(Gulf Coast)

Gulf Coast environmental groups working in the areas at greatest risk from British Petroleum’s catastrophic offshore drilling disaster, joined by Greenpeace USA, are urging President Obama to accept their invitation, issued today, to view the crisis with them. “This is one of the worst environmental accidents in U.S. history,” said Anne Rolfes with the Louisiana Bucket Brigade. “We need the President’s attention.”

This disaster has added significance given President Obama’s recent opening of new offshore areas for oil exploration. The groups are encouraging the President to see the devastation first hand. “It’s not enough to get briefings and watch it on TV,” said Marylee Orr of the Louisiana Environmental Action Network. “The President needs to be personally engaged.”

The groups’ hope is that Obama will use this most recent spill to see for himself the realities of offshore drilling, including what appears to be the impossible task of cleaning up the massive spill. “This rig was equipped with the latest technology, yet still we have a catastrophe on our hands,” said Aaron Viles of the Gulf Restoration Network. “Once an accident of this magnitude occurs, it’s clear that there’s little that can be done to protect our coasts,” finished Viles.

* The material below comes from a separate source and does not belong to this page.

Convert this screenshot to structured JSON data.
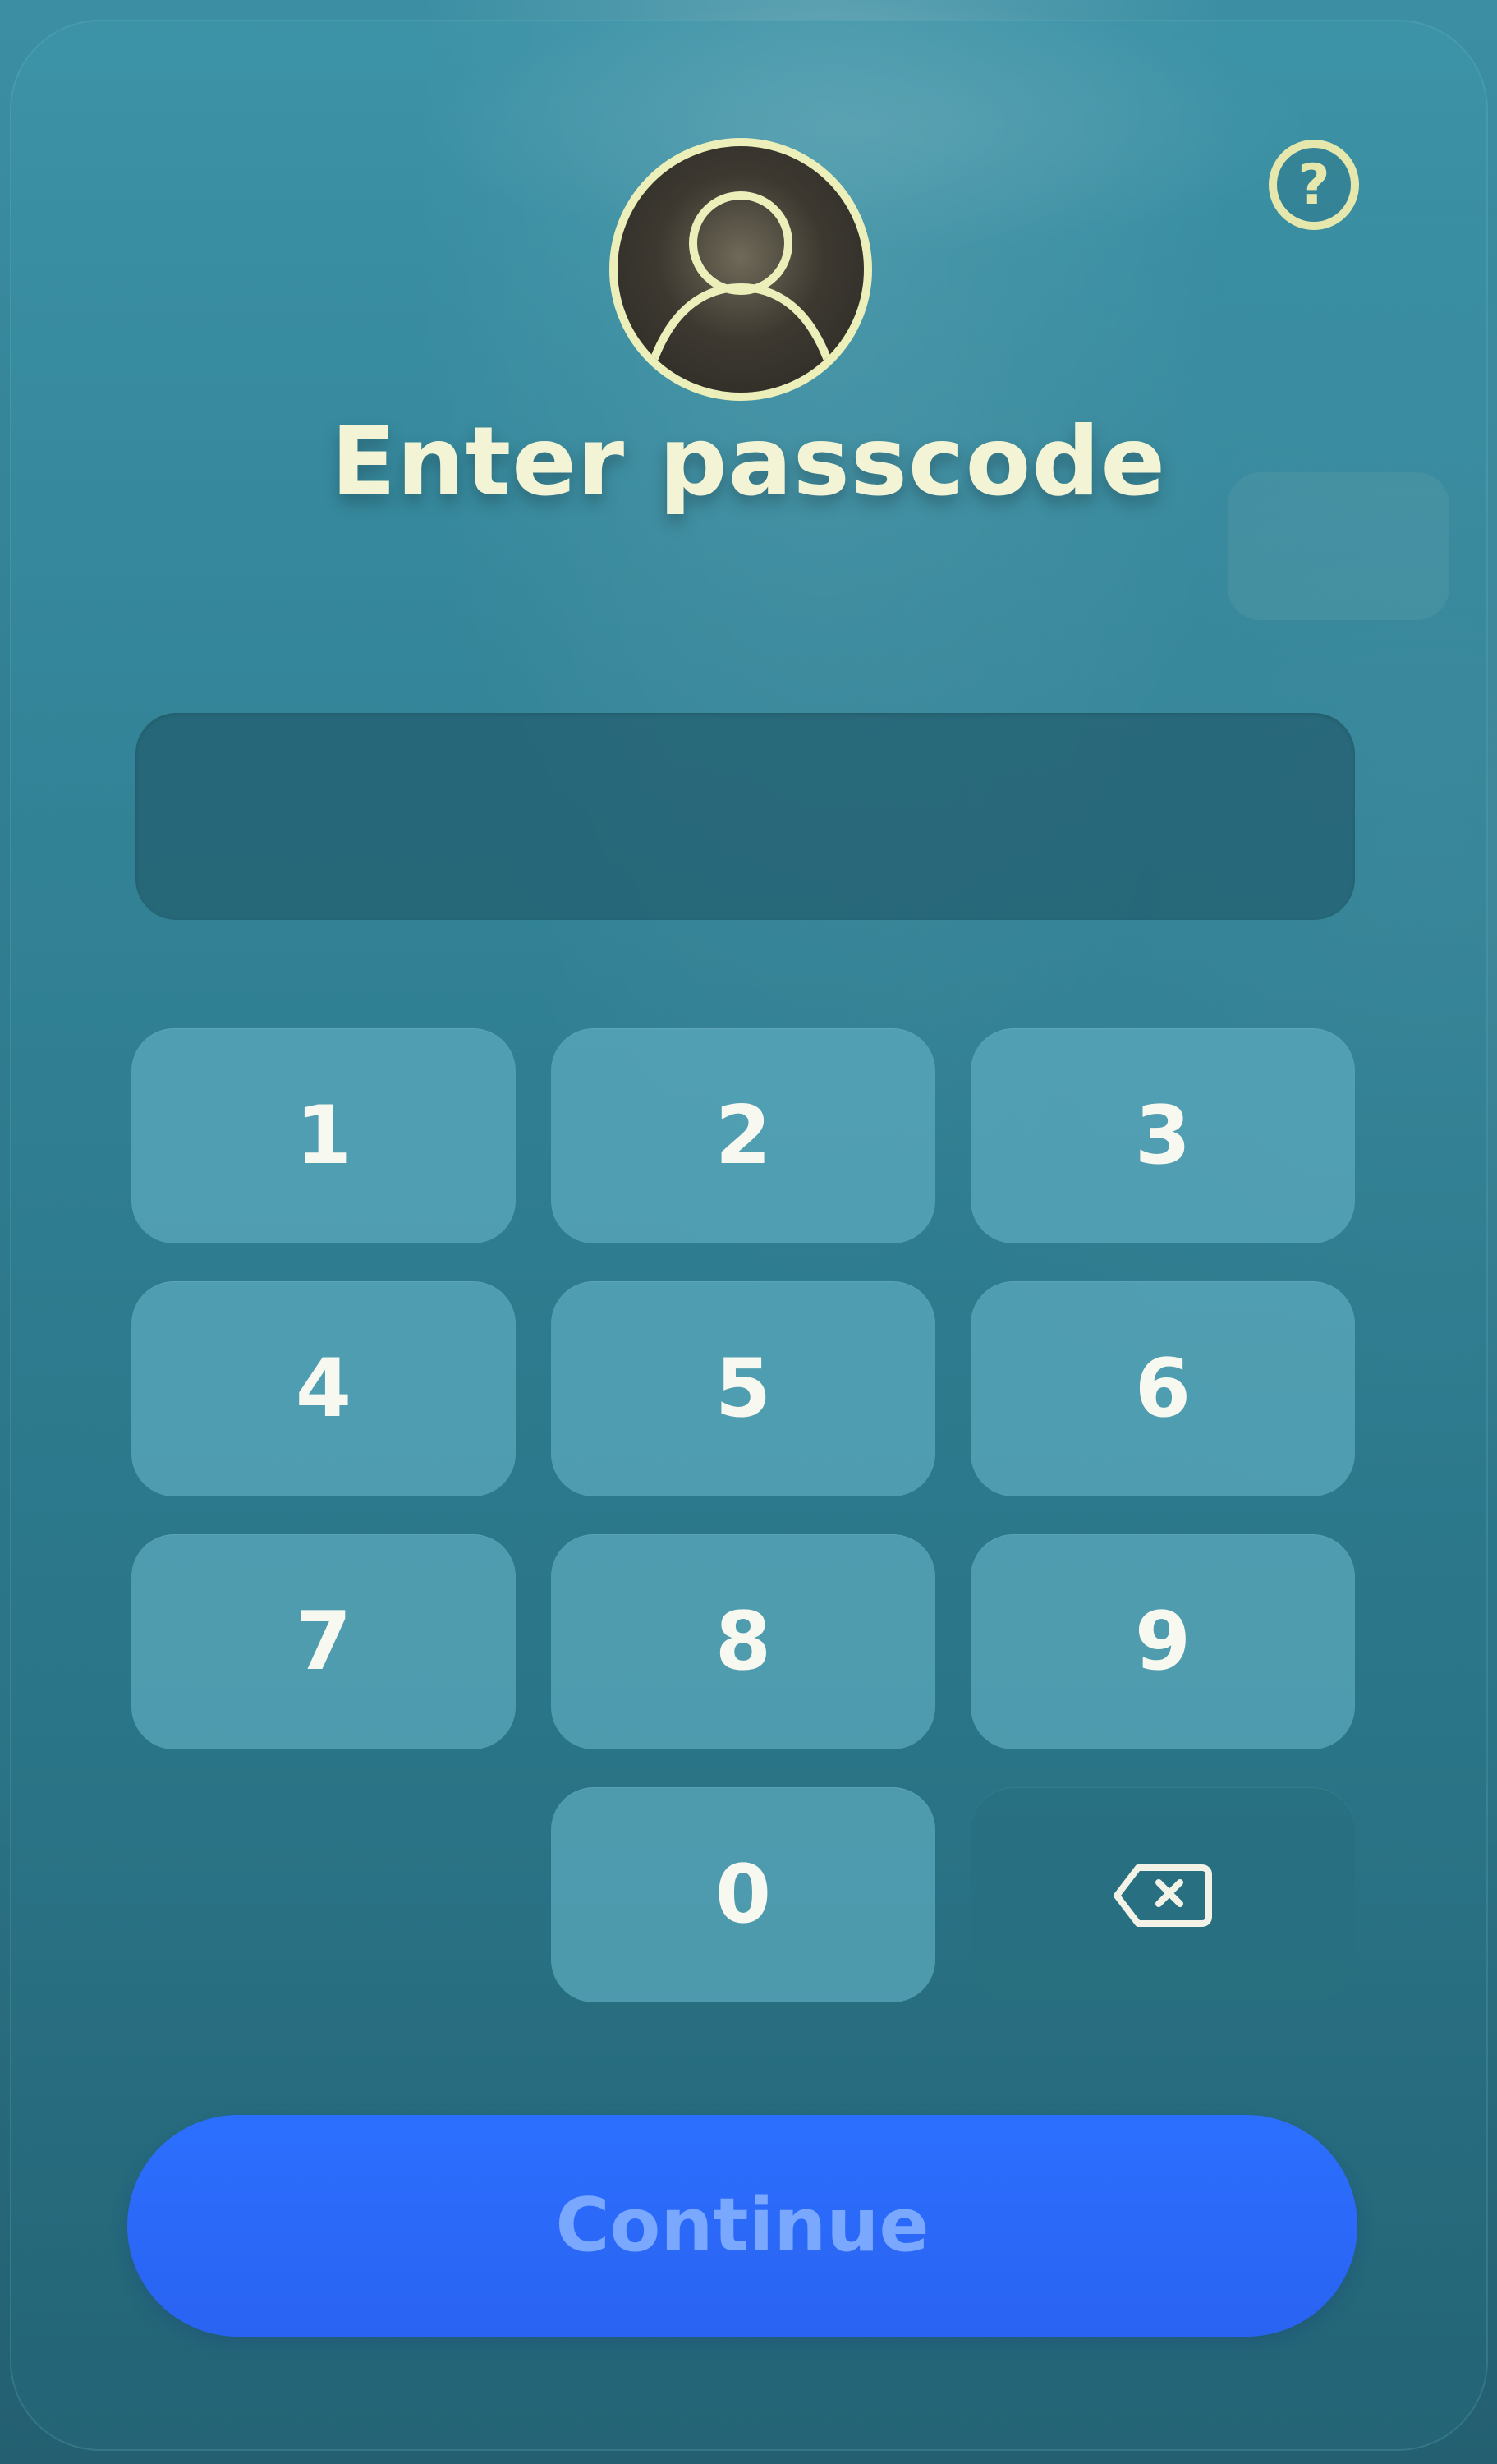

The nation’s largest environmental organizations, representing a wide array of views, are teaming with groups in the Gulf Coast. “We are witnessing one of the worst environmental accidents in U.S. history,” said Phil Radford, Executive Director of Greenpeace. “This spill demonstrates why off-shore drilling isn’t safe or economical and we demand the President reverse course on his policies and reinstate the drilling moratorium to keep this from happening elsewhere.”

As the oil heads toward the fragile wetlands, oyster beds and beaches along the Gulf Coast, one of the most significant issues is the failure of the automatic blow out preventer valve, a technology that has been touted as a safeguard to catastrophic spills. The boats skimming oil from the Gulf cannot operate in waves higher than about three feet; Gulf conditions are typically rougher. The massive burning that has begun has serious implications for wildlife.

President Obama is being encouraged to personally engage on this issue and visit the Gulf Coast lest his inaction recall the missteps of President Bush, widely viewed as aloof and detached from Hurricane Katrina. “The deaths of eleven workers as well as the economic and ecological impacts of the spill merit attention from the President,” Woody Martin, chair of the Delta Chapter of the Sierra Club.

The invitation letter to President Obama as well as the latest monitoring reports are available at